There are also resources available at the Office of Victims Assistance, which offers support for students who have fallen victim to crimes, such as sexual assault or domestic violence. The office offers advocacy, counseling and support groups for students who need help.

Desiree Black, a Winthrop student, said after she came forward as a survivor, the Office of Victims Assistance connected her with support group sessions, which helped her through a difficult situation.

“That was a pretty intense and scary process, but with the help of from the (Office of Victims Assistance) I felt safe and confident,” said Black. “It’s scary and it’s a scary process, but you have to have a lot of trust.”

Dr. Jennifer Disney, professor and director of the Women’s and Gender Studies program, said she fears recent accusations made by Dr. Christine Blasey Ford against Kavanaugh and the ultimate outcome of his confirmation, may cause victims to feel like they shouldn’t come forward about their experiences.

“I do think that a lot of survivors unfortunately may feel like: ‘Well, you can tell your story, but what would have happened if Dr. Ford would have just stayed silent? It’s the same outcome anyway. So, was it worth it,’” said Disney.

“That’s what I can hear and imagine survivors thinking. Was it worth it? And all I can say in response is, ‘I believe the truth is always worth it.’”

Disney said Winthrop hosts a number of events on sexual assault and works to create a safe environment for victims to come forward about their experiences.

Joan Harris, coordinator of the Office of Victims Assistance, said she wants students to know they understand how hard it can be to come forward.

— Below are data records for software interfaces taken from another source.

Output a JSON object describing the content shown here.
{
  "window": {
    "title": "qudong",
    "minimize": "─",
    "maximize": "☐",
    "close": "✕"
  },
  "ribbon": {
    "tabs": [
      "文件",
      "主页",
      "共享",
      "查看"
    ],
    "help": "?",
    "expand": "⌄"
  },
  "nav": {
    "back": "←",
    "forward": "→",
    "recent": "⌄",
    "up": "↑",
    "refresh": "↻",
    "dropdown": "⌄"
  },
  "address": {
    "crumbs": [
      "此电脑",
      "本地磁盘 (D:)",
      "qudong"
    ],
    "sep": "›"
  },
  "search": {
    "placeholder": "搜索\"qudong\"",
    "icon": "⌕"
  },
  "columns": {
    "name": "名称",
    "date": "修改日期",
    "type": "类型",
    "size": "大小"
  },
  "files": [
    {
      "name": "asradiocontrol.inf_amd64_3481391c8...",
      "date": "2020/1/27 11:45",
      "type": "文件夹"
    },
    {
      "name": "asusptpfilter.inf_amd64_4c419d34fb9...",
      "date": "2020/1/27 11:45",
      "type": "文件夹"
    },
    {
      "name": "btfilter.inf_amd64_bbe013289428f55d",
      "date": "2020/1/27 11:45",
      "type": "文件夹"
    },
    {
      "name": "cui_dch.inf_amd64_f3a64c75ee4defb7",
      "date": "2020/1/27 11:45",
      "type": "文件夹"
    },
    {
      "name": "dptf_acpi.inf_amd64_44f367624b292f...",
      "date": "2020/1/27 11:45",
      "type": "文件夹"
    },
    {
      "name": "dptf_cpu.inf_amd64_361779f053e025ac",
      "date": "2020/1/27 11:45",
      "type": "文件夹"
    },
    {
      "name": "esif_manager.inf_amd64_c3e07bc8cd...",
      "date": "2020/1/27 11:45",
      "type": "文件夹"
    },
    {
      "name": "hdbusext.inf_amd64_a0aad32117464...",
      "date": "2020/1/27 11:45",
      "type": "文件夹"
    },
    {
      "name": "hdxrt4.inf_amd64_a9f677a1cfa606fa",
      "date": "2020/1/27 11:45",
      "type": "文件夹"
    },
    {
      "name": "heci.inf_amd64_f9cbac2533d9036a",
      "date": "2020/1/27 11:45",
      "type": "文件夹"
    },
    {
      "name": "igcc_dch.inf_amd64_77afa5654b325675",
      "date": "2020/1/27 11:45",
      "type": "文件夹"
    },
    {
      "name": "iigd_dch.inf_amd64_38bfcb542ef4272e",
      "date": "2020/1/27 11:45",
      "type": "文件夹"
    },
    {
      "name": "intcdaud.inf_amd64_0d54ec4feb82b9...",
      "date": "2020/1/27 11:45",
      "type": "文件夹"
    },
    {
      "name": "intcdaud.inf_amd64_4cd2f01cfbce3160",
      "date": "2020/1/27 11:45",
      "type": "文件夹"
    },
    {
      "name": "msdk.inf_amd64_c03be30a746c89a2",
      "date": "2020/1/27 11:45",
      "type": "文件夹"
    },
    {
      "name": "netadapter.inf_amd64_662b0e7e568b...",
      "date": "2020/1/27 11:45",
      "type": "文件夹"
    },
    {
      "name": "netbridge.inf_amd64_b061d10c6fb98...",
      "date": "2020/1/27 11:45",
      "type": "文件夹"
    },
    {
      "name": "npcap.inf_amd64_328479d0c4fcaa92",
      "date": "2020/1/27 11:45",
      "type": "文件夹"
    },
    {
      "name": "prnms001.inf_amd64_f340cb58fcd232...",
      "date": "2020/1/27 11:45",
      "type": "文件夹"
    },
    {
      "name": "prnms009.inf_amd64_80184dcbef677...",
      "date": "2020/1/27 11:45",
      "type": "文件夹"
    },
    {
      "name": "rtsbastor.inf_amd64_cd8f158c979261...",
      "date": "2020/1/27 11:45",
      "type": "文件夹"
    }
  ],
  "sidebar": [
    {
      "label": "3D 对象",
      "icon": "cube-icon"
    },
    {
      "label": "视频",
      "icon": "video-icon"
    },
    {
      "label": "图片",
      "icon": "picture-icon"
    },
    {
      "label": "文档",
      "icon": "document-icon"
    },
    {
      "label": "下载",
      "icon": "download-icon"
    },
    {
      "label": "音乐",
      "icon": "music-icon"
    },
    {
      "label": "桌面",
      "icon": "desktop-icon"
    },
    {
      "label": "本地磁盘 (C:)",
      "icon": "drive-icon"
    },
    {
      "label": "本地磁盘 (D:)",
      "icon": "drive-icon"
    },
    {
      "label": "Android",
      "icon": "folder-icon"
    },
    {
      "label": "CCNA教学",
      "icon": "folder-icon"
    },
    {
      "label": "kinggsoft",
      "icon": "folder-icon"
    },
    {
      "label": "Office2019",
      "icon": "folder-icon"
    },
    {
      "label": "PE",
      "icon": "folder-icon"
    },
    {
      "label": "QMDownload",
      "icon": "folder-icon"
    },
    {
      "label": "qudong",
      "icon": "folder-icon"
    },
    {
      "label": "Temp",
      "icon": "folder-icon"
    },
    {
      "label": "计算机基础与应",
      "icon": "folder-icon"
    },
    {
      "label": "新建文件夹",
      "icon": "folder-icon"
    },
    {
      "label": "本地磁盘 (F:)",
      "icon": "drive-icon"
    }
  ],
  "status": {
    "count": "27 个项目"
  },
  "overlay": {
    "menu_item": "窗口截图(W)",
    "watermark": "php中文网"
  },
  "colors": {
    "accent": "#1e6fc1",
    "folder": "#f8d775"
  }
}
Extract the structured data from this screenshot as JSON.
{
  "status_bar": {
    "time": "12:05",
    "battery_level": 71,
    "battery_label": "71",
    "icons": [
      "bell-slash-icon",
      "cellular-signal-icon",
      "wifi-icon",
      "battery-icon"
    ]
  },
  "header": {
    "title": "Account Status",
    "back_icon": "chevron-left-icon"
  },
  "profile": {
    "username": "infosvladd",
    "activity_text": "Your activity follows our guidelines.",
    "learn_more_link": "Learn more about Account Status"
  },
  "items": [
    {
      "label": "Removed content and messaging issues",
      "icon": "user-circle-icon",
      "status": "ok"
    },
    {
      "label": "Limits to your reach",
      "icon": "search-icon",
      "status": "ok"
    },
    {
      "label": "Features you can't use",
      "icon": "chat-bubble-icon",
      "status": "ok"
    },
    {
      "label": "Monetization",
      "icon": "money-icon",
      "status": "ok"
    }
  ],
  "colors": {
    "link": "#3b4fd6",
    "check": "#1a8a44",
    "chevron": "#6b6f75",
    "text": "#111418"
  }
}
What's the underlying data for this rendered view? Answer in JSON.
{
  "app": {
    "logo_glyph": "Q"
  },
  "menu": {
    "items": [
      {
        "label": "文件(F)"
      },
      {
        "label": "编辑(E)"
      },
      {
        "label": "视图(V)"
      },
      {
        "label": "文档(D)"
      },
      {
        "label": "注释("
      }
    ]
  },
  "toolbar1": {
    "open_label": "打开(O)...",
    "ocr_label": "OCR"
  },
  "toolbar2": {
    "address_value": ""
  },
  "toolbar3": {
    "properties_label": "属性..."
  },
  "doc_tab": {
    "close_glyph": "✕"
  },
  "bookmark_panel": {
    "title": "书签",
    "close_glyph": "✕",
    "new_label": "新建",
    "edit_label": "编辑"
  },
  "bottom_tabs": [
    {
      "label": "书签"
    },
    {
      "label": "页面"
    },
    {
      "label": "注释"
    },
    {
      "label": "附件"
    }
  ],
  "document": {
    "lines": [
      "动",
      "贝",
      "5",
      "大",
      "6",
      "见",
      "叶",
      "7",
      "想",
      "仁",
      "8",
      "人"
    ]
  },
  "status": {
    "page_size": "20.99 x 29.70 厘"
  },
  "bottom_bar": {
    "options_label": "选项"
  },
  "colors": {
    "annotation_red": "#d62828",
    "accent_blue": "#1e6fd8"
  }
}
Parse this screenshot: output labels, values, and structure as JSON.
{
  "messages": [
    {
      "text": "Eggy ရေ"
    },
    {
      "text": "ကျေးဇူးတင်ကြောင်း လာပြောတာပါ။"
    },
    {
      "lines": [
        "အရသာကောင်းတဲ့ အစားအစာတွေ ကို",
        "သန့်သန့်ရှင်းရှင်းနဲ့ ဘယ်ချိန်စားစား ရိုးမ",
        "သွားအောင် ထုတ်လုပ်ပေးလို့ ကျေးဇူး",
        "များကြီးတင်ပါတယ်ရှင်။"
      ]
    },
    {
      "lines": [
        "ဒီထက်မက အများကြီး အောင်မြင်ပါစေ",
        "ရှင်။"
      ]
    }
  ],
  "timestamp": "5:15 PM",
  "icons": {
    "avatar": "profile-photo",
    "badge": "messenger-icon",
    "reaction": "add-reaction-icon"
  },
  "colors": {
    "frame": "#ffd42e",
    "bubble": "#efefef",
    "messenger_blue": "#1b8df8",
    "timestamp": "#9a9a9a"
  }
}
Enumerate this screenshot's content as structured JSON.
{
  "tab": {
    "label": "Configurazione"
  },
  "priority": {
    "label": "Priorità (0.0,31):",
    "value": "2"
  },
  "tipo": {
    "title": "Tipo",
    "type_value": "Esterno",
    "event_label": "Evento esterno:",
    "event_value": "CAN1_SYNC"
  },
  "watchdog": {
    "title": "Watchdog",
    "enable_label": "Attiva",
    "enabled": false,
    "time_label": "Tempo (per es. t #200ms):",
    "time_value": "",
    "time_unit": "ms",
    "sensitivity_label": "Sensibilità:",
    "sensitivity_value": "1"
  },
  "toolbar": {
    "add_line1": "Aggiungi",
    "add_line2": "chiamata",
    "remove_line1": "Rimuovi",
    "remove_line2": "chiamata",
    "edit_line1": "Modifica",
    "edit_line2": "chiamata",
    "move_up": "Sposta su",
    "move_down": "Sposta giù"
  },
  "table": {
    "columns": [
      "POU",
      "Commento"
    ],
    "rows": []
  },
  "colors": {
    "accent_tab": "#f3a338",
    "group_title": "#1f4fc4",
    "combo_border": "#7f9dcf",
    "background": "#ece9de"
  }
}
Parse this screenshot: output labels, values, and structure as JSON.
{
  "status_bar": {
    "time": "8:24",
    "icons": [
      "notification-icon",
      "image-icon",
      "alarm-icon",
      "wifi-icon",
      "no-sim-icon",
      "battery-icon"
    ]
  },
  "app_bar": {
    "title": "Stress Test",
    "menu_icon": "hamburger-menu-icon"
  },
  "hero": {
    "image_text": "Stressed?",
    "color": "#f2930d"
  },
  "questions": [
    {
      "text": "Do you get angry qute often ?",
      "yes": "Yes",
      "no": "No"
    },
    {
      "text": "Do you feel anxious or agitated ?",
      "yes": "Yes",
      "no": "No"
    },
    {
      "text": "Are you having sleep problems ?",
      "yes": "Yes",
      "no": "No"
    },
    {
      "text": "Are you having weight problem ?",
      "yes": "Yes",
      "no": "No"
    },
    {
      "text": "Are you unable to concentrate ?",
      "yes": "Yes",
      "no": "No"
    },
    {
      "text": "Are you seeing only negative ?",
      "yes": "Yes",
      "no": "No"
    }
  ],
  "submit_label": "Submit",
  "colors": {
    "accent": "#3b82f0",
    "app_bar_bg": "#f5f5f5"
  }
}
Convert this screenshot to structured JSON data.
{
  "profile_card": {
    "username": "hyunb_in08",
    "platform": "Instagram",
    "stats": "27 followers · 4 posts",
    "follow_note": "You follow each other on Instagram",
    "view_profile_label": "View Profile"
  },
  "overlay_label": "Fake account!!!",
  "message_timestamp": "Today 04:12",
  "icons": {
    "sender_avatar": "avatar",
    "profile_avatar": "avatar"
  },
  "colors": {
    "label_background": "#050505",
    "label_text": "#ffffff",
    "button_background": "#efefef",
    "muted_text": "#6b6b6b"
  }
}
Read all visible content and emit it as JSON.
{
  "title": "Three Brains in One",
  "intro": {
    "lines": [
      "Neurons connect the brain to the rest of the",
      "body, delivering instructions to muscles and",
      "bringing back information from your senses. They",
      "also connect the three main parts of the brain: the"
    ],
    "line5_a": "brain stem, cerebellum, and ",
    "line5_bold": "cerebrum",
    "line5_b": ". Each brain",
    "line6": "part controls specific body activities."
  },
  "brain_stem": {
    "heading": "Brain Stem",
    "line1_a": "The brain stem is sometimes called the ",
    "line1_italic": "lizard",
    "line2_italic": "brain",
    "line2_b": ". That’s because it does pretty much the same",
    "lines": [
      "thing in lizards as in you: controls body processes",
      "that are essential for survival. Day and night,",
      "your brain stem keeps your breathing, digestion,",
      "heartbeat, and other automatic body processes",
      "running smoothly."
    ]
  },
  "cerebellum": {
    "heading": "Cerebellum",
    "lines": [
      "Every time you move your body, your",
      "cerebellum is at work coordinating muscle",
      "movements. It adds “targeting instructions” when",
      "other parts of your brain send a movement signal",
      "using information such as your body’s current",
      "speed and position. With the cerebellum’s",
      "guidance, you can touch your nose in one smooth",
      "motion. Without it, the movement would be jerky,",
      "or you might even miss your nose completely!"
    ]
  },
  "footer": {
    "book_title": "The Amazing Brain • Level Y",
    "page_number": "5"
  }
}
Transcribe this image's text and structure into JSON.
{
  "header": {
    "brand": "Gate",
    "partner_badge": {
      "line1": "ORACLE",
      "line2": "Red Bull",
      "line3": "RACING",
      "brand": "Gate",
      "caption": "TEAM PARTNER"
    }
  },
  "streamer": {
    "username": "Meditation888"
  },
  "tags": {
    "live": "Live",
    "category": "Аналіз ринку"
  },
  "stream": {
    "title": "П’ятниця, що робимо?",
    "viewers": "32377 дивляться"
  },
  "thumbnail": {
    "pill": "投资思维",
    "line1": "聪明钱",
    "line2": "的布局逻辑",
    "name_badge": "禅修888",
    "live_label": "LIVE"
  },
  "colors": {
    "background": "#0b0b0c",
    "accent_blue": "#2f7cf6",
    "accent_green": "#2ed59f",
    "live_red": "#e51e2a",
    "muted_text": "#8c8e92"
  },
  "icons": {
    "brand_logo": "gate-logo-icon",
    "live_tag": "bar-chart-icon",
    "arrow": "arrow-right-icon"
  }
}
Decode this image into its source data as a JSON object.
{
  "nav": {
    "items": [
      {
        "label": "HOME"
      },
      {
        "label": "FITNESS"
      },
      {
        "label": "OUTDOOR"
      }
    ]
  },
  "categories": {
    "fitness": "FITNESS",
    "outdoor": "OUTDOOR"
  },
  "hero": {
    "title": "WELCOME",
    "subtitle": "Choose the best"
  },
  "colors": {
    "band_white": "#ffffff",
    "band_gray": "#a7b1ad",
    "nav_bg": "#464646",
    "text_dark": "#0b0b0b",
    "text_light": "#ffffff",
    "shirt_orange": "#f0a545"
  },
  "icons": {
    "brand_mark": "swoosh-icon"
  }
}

“We believe you. We hear you. We are here to help you,” said Harris.